Libraries and librarians connect people to information. That's what we do. So there's the information part and there's the connecting part. Librarians gather, collect, license, and purchase information in the form of books, scrolls, artifacts, journals, web pages. And there's a lot to selecting what to gather and keep and balancing competing demands to get ready for the connecting. The connecting part has everything in it from organizing the information and listing it in a catalog, to negotiating the information need, to training users..
Libraries in the modern era have balanced spending on discovery tools and spending on the information itself. (there's facilities stuff, too, but we'll leave that off). We've cataloged our books in books, on cards,in databases.... with subject headings. We've placed them on shelves by topic. That takes staff time (not free) and there are transaction costs if we do it cooperatively, and then there are the costs for the system to allow users to find things in the catalog. The system might be a knitting needle type thing that goes through aligned holes or it might be a big wooden box or a system of servers, web access, and desktop computers. All of that allows you to find books and journals and government reports by subject, title, author, as appropriate.
To find chemical properties or to find an article or conference paper on a topic, there are abstracting and indexing services. I guess chem abs goes back to 1908. Science abstracts (now INSPEC) something like 1898. Beilstein and Gmelin are older - like 1700s - right? You get the point. They're expensive, too. They always have been, as far as I know.
Ok. Now. Buying content. Tons of money. Of course. The serials crisis brought this to a head, but you can't have 30-40 years of increases greater than inflation and thousands of new journals and not have to pay the piper. So we rob the book budget to pay for more journals. We lay off staff. We close branches. We rob the humanities to pay for the sciences - it's true, because the sciences and engineering bring money in. Sort of like football. But anyway. And then we pay for everything again - to get it in another format. We buy another copy of a book, to have it as an ebook, and the backfile of a journal to get electronic access. We pay tens of thousands for things we already have, to have them electronically. And we pay to create institutional repositories to collect our own stuff.
On top of all of that - and we' don't really ever stop anything - we have to buy new tools to connect the above. We license (paying annual fees) open url resolvers, federated search engines, recommender systems. I can't imagine going without an open url resolver now. Some of our vendors spend a lot of money on their interfaces for books or journals - so you'll go and stay instead of just grabbing a full text article and going.
I hear a lot about libraries dropping research databases now - picking messy, multipurpose crappy ones because they come with full text or because they cover every topic under the sun, and dropping the high quality specialty ones. And this is killing some high quality specialty discovery tools. Libraries are also putting more money into things like federated search - which are still really only for the undergrad. The grad student and professor will probably either use the high-powered specialty tool (like chem abs) or google.

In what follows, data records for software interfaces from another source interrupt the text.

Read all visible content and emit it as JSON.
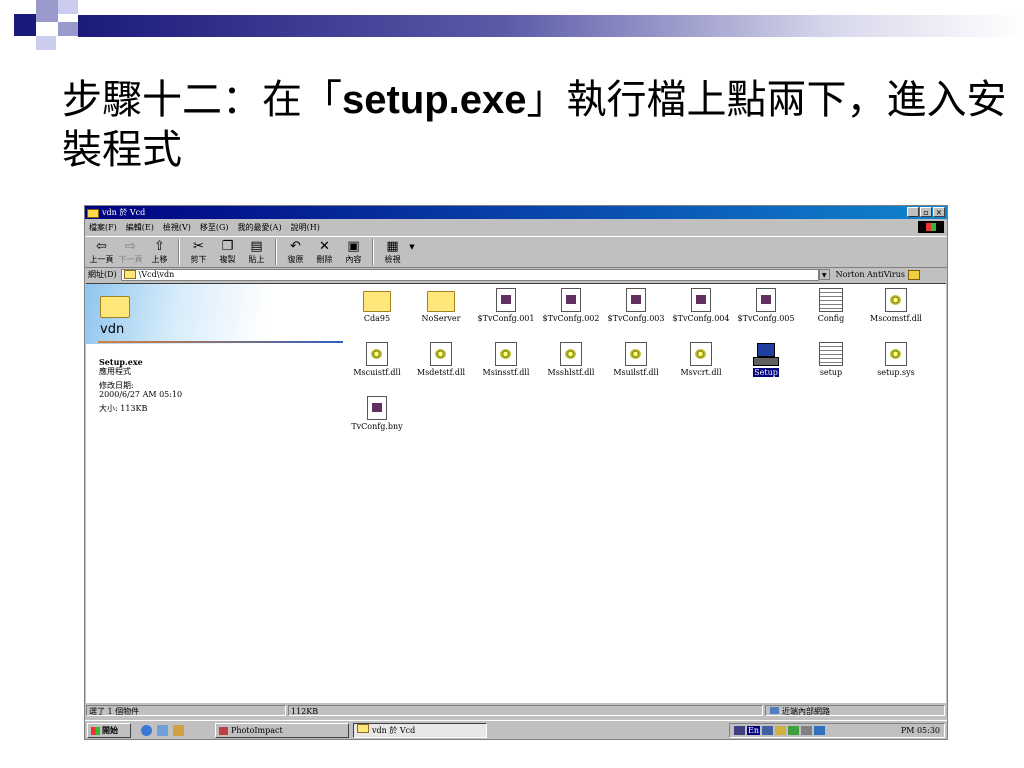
{
  "slide": {
    "title_pre": "步驟十二：在「",
    "title_bold": "setup.exe",
    "title_post": "」執行檔上點兩下，進入安裝程式",
    "colors": {
      "navy": "#1a1a7a",
      "lavender": "#9999cc"
    }
  },
  "window": {
    "title": "vdn 於 Vcd",
    "controls": {
      "minimize": "_",
      "maximize": "▫",
      "close": "×"
    },
    "menu": [
      "檔案(F)",
      "編輯(E)",
      "檢視(V)",
      "移至(G)",
      "我的最愛(A)",
      "說明(H)"
    ],
    "toolbar": {
      "back": "上一頁",
      "forward": "下一頁",
      "up": "上移",
      "cut": "剪下",
      "copy": "複製",
      "paste": "貼上",
      "undo": "復原",
      "delete": "刪除",
      "properties": "內容",
      "views": "檢視"
    },
    "address": {
      "label": "網址(D)",
      "value": "\\Vcd\\vdn",
      "norton": "Norton AntiVirus"
    },
    "webview": {
      "folder_name": "vdn",
      "selected_file": "Setup.exe",
      "file_type": "應用程式",
      "modified_label": "修改日期:",
      "modified_value": "2000/6/27 AM 05:10",
      "size": "大小: 113KB"
    },
    "files": [
      {
        "name": "Cda95",
        "type": "folder"
      },
      {
        "name": "NoServer",
        "type": "folder"
      },
      {
        "name": "$TvConfg.001",
        "type": "doc"
      },
      {
        "name": "$TvConfg.002",
        "type": "doc"
      },
      {
        "name": "$TvConfg.003",
        "type": "doc"
      },
      {
        "name": "$TvConfg.004",
        "type": "doc"
      },
      {
        "name": "$TvConfg.005",
        "type": "doc"
      },
      {
        "name": "Config",
        "type": "cfg"
      },
      {
        "name": "Mscomstf.dll",
        "type": "dll"
      },
      {
        "name": "Mscuistf.dll",
        "type": "dll"
      },
      {
        "name": "Msdetstf.dll",
        "type": "dll"
      },
      {
        "name": "Msinsstf.dll",
        "type": "dll"
      },
      {
        "name": "Msshlstf.dll",
        "type": "dll"
      },
      {
        "name": "Msuilstf.dll",
        "type": "dll"
      },
      {
        "name": "Msvcrt.dll",
        "type": "dll"
      },
      {
        "name": "Setup",
        "type": "setup",
        "selected": true
      },
      {
        "name": "setup",
        "type": "cfg"
      },
      {
        "name": "setup.sys",
        "type": "dll"
      },
      {
        "name": "TvConfg.bny",
        "type": "doc"
      }
    ],
    "status": {
      "objects": "選了 1 個物件",
      "size": "112KB",
      "zone": "近端內部網路"
    },
    "taskbar": {
      "start": "開始",
      "tasks": [
        "PhotoImpact",
        "vdn 於 Vcd"
      ],
      "tray_lang": "En",
      "clock": "PM 05:30"
    }
  }
}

After years of robbing discovery will we now have to rob content? Some libraries are walking away from discovery, abdicating that to google. The problem now isn't information scarcity, it's having the right information at the right time. If we allow any piece of this puzzle to go out of control and take over the whole, then we will not be carrying out our mission.
Sort of like football
Oi! Not at all like football, thank you very much. :-) (For one thing, considerably less lucrative I should imagine.)
From my admittedly modern and forward-looking perspective, this sounds things happened the wrong way around. Perhaps it's because discovery just wasn't all that good in the past, but couldn't discovery now help you use the content you have more efficiently? Is it too late to turn things around, now that discovery works well?
Now that discovery works well? Does it? It seems really broken and it seems to me that there's a long way to go until it's close to where it needs to be. Discovery tools are absolutely necessary in using the content we have, but it's hard and expensive in programmer time and money. Nothing's too late - we just need to evolve discovery and content together. Actually, we still need to do some experimentation because i don't think anyone has a good recipe for where we need to go.
Christina, I agree with you that the discovery tools aren't where they should be. I guess a better way of putting it would have been "now that the price/performance is becoming reasonable". It's really a matter of perspective. From the point of view of someone who knows what's possible, things aren't great, but from a historical perspective, things are getting much better, and I think that in a few cases they've gotten to the point where it's truly useful. I should also have noted that the majority of the improvement in that ratio has come from the price side of things.
In other words, now that it's not prohibitively expensive and nearly worthless, because there are startups that have already invested that programmer time and money and have some products you can pretty much just plug in to your site.
Things have had to improve on the data availability side, the format/standards side, and the methodology side, all in parallel. As you might have gathered, I'm optimistic about where things are heading.